Expect to see that six being replayed over and over and over again.

Seize the moment

Dhoni may have lost his #1 ODI ranking as a batsmen, and he may have had an ordinary outing with the bat coming into the final, but you have to watch the innings to realise why he is the highest paid cricketer in India (and the world!) and why he is regarded so highly. You have to give it to him for seizing the occasion and coming up with a winning captains knock.

Batting himself ahead of Yuvraj the in-form batsmen was questionable, but he did pull it off – and how.

Pacing of his innings

One thing that stood out in Dhoni innings was the way he paced his innings Here is a bit of stats –

  • Dhoni didn’t hit his first four till his 25th ball
  • His first 25 balls fetched 17 runs. His next 25 balls yielded 29 runs, and the last 28 balls yielded 45 runs.
  • You can look at it another way – Dhoni scored 50 of 52 balls. The next 41 came of 26 balls.

Water carriers

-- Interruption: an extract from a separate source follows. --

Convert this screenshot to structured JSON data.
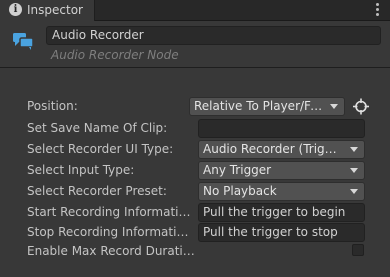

Srikanth had written during the last world cup about the water carriers in world cups. Dhoni ensured that every player got at least 2 games to play in the World cup – but the two players who have had the least impact for India in this cup have been Chawla and Sreesanth, in my opinion. One could even argue about Pathan. But now that India has won, I don’t think anybody cares Smile

Relief for people watching TV

We had to endure 48 days of torture that Ravi Shastri, Rameez Raja, Sunil Gavaskar, Sanjay Manjrekar, etc etc delivered in the form of commentary on TV – Now that the World cup has finished we don’t have to listen to them anymore. “This is exactly what the Doctor ordered”

But wait, this is only temporary – the IPL is set to start soon Sad smile 

But I’ll tell you what, I am prepared to go through the same torture again if India put on another show like this in the next world cup in Australia. With the likes of Healy and Slater in the commentary box, it is going to be a lot worse too….

But bring it on… Smile